Taiwan’s second-generation students surge to 305,000: MOE report

The number of second-generation students in Taiwan were tallied at 305,000 in 2020, according to the MOE's latest report. (Illustrative photo courtesy of Shutterstock)

TAIPEI (The China Post) — The Ministry of Education (MOE, 教育部) recently released a report on the number of second-generation new immigrant students in 2020, showing that there are now around 305,000, which makes up 7.3% of the entire student population.

According to the MOE, 2020 saw a drop of 0.1% compared to 2019, making it around 7,000 fewer students less than before, but an overall look at the past six years will see that the number of second-generation Taiwanese have increased about 11.5%.

The MOE report recorded the number of kindergarten and elementary students at 20,000 and 84,000 respectively in 2020, which was a drop of 13,000 and 63,000 compared to 2014.

On the other hand, the number of junior and senior high school students increased, then decreased in the past six years, with 65,000 second-generation junior high students in 2014 increasing to 76,000 in 2016, but later dropping down to 55,000 in 2020.

Second-generation high school students were tallied to be at 25,000 in 2014, which later increased to 80,000 in 2019; however, the number later dropped to 77,000 a year later.

The MOE report also tallied that of the 305,000 second-generation students in 2020, 43.9% had parents from China, 35.5% had parents from Vietnam, and 9.1% had parents from Indonesia.

In addition, looking at the distribution of counties and cities, more than two-thirds of the students of new immigrant children are located in the six major cities in Taiwan, with 47,000 students (15.5%) in New Taipei City, followed by 37,000 students (12.1%) in Taoyuan City, and 37,000 students (12.0%) in Taichung City.

The total number of second-generation students in the six cities is around 208,000, accounting for 68.3% of all such students.

The MOE pointed out that due to the influence of their families of origin, the challenges faced by the children of the new immigrants in the learning stage are higher than those faced by local children; therefore, they are of great concern to all governmental sectors.

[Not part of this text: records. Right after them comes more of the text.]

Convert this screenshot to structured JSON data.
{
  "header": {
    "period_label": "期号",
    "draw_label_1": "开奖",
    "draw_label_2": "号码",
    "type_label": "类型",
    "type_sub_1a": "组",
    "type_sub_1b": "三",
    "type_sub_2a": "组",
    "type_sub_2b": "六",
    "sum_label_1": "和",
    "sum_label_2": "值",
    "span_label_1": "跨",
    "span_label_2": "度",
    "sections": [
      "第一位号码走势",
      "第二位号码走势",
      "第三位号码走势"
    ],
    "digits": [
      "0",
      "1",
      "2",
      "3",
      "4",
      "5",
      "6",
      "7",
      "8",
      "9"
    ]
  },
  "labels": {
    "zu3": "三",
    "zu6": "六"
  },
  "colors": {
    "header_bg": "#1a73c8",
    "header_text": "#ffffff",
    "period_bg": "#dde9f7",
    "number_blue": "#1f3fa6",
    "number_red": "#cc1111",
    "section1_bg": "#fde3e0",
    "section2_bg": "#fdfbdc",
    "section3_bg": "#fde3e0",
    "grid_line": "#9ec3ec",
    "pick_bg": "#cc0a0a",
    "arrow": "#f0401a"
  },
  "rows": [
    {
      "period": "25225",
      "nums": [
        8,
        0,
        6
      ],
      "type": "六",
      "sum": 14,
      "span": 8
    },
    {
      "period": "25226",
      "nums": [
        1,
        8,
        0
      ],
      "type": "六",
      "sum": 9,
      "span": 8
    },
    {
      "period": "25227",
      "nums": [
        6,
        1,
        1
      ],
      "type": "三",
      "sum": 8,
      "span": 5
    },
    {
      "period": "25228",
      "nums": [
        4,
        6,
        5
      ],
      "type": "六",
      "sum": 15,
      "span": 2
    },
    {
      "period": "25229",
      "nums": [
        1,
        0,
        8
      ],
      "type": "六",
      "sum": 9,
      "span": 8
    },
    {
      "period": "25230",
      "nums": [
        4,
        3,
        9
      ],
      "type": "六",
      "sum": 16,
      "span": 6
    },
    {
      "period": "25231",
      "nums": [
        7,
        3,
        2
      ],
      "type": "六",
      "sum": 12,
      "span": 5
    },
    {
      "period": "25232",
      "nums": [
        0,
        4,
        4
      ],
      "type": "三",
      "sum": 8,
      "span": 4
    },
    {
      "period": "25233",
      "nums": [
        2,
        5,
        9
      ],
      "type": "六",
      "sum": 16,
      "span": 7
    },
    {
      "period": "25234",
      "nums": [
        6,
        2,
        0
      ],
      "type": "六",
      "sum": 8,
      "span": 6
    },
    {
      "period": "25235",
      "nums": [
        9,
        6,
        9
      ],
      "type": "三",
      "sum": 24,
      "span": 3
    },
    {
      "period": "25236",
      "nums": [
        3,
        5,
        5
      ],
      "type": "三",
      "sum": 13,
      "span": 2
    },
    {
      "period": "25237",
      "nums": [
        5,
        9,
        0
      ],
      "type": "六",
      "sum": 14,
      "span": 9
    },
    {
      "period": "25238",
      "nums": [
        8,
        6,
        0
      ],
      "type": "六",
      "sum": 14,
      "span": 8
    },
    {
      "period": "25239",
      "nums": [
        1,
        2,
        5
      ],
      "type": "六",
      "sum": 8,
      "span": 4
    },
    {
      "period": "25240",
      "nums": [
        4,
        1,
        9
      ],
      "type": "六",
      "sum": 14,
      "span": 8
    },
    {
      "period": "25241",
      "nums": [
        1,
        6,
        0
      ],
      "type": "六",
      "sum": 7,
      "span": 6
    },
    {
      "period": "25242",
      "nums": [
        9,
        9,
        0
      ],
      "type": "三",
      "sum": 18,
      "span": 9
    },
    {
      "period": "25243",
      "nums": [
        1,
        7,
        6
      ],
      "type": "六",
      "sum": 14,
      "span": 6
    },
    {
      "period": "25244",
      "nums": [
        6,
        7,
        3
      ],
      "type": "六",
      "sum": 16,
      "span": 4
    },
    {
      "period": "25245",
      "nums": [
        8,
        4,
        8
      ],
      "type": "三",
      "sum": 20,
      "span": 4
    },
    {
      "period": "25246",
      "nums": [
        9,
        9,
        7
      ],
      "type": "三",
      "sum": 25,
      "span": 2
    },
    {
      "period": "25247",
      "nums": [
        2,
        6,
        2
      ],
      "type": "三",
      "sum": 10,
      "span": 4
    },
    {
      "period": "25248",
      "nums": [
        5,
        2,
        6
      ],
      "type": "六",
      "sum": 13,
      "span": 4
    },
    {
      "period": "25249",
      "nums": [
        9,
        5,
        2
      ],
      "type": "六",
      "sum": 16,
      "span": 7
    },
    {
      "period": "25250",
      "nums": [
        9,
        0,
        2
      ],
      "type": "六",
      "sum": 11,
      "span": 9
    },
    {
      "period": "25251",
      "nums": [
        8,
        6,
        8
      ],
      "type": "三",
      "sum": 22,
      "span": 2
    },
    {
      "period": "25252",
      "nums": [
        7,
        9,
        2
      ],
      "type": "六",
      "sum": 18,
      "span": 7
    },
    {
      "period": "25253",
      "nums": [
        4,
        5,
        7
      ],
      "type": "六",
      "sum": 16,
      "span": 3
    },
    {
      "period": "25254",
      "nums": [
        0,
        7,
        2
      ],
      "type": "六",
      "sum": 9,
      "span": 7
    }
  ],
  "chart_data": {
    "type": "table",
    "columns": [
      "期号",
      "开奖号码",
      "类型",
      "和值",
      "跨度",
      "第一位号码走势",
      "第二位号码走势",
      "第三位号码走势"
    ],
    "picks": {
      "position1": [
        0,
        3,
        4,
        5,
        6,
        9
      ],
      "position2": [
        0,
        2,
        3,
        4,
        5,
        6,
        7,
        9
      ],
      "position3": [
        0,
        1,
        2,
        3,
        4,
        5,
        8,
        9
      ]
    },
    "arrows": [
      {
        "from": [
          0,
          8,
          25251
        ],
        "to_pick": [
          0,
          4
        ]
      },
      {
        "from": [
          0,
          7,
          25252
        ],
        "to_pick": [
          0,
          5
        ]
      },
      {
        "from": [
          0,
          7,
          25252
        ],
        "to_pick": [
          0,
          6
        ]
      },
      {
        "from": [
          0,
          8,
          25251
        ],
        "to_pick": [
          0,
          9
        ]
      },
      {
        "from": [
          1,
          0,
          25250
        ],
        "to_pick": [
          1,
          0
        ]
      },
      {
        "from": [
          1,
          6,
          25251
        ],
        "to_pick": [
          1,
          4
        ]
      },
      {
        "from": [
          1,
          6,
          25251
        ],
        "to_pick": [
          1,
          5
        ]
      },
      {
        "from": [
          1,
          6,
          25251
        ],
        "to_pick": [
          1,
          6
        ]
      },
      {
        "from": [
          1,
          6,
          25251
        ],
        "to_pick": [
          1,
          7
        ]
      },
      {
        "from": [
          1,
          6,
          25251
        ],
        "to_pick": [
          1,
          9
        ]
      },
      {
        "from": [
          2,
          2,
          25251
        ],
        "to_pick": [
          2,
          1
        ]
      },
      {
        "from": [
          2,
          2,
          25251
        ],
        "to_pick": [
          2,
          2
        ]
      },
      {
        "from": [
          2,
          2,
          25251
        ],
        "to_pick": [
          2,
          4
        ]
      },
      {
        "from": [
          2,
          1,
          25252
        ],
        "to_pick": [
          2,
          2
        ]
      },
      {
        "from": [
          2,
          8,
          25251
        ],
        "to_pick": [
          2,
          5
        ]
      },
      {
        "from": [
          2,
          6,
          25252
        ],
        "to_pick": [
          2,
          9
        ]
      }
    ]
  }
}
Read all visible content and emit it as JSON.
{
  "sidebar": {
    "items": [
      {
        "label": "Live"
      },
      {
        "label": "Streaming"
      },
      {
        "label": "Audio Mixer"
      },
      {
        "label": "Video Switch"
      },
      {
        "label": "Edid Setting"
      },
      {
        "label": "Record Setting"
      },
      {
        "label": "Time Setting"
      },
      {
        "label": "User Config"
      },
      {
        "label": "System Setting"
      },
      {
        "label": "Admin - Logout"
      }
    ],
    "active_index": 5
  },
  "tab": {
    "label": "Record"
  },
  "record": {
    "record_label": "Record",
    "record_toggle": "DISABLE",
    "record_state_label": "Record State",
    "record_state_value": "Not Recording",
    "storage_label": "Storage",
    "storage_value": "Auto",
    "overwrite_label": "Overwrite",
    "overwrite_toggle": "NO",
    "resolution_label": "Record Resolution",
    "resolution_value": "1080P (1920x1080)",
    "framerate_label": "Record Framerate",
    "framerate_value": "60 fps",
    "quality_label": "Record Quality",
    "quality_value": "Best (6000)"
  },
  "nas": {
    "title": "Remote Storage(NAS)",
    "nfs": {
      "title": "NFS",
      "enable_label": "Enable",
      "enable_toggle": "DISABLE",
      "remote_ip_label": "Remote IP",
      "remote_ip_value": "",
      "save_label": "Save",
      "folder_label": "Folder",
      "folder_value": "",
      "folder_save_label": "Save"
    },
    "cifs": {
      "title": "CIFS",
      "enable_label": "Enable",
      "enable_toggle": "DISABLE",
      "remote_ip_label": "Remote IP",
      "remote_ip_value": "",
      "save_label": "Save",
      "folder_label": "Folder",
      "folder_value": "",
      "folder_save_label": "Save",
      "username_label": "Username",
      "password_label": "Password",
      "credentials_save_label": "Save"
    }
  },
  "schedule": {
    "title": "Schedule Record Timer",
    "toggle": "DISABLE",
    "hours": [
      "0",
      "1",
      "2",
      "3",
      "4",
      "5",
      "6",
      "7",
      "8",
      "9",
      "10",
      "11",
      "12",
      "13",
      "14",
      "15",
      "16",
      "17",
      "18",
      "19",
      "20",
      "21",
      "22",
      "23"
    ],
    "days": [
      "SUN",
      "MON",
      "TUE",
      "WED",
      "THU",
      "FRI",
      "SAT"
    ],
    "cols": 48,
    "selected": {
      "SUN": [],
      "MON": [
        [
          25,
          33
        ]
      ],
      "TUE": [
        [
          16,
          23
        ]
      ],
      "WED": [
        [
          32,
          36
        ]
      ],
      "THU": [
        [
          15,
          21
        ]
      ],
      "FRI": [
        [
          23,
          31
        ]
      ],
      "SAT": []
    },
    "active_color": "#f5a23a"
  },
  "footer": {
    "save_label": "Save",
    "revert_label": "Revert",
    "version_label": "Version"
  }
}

They added that Taiwan should invest in providing appropriate educational resources and care, and plan a diversified and appropriate educational policy to help them grow and thrive in a good learning environment.